"This is one of the GPS's that we had on our Sea Nymph and it shows that we were nowhere near Tahiti," she said.

Appel did acknowledge talking to the Coast Guard, but only on "the third day after we came through the storm." The next time they spoke with the Coast Guard was following their rescue on Oct. 27.

The women also defended their claims of their boat being attacked by sharks, which Appel described as "absolutely terrifying." Although scientists have argued that sharks do not normally behave the way the women described, the ladies stuck to their story.

"We were too ignorant to realize what was going on, and the sharks had been telling us, 'You're in our living room and you’re not leaving fast enough,'" Appel said. "And we didn’t realize that was what we were being told until it was too late."

Appel also defended the women's decision against using their distress beacon during the shark attack, saying they reasoned it would take "four hours to a day" before the Coast Guard could have flown to the area.

"We took our chances with the man upstairs, who gave us grace and allowed us to still be here today," she said.

A Taiwanese fishing vessel eventually spotted the women’s sailboat in late October. The U.S. Navy eventually rescued the women on Oct. 27, picking them up about 900 miles southeast of Japan.

The women said they survived thanks to a water purifier and a year’s worth of oatmeal, rice and pasta they packed in case of an emergency.

Both women said they would take another trip on the water, albeit with more preparations.

“You learn from your mistakes and you prepare for what you handled,” Fuiava said.

Appel pointed out that she and her friend did not seek the attention they have gained.

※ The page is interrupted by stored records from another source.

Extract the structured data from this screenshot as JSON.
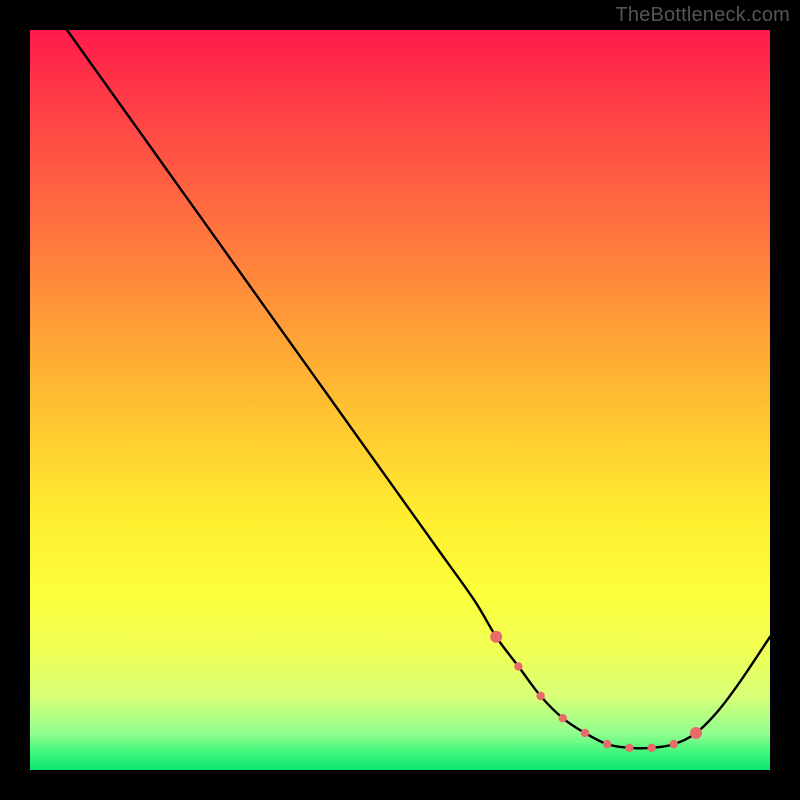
{
  "watermark": "TheBottleneck.com",
  "colors": {
    "background": "#000000",
    "gradient_top": "#ff1a4d",
    "gradient_bottom": "#0de470",
    "curve": "#000000",
    "markers": "#e86a6a"
  },
  "chart_data": {
    "type": "line",
    "title": "",
    "xlabel": "",
    "ylabel": "",
    "xlim": [
      0,
      100
    ],
    "ylim": [
      0,
      100
    ],
    "grid": false,
    "series": [
      {
        "name": "bottleneck-curve",
        "x": [
          5,
          10,
          15,
          20,
          25,
          30,
          35,
          40,
          45,
          50,
          55,
          60,
          63,
          66,
          69,
          72,
          75,
          78,
          81,
          84,
          87,
          90,
          93,
          96,
          100
        ],
        "y": [
          100,
          93,
          86,
          79,
          72,
          65,
          58,
          51,
          44,
          37,
          30,
          23,
          18,
          14,
          10,
          7,
          5,
          3.5,
          3,
          3,
          3.5,
          5,
          8,
          12,
          18
        ]
      }
    ],
    "markers": {
      "name": "highlighted-points",
      "x": [
        63,
        66,
        69,
        72,
        75,
        78,
        81,
        84,
        87,
        90
      ],
      "y": [
        18,
        14,
        10,
        7,
        5,
        3.5,
        3,
        3,
        3.5,
        5
      ]
    }
  }
}
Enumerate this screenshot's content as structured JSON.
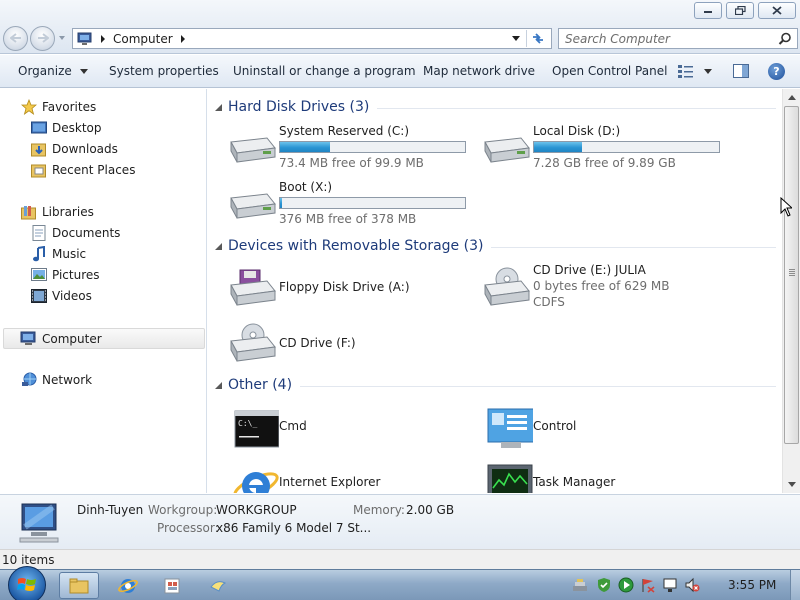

“It’s a unique situation. We were not expecting it,” she said. “We did not call the media, the Navy did. And we’re enjoying the ride and we’re glad to be here.”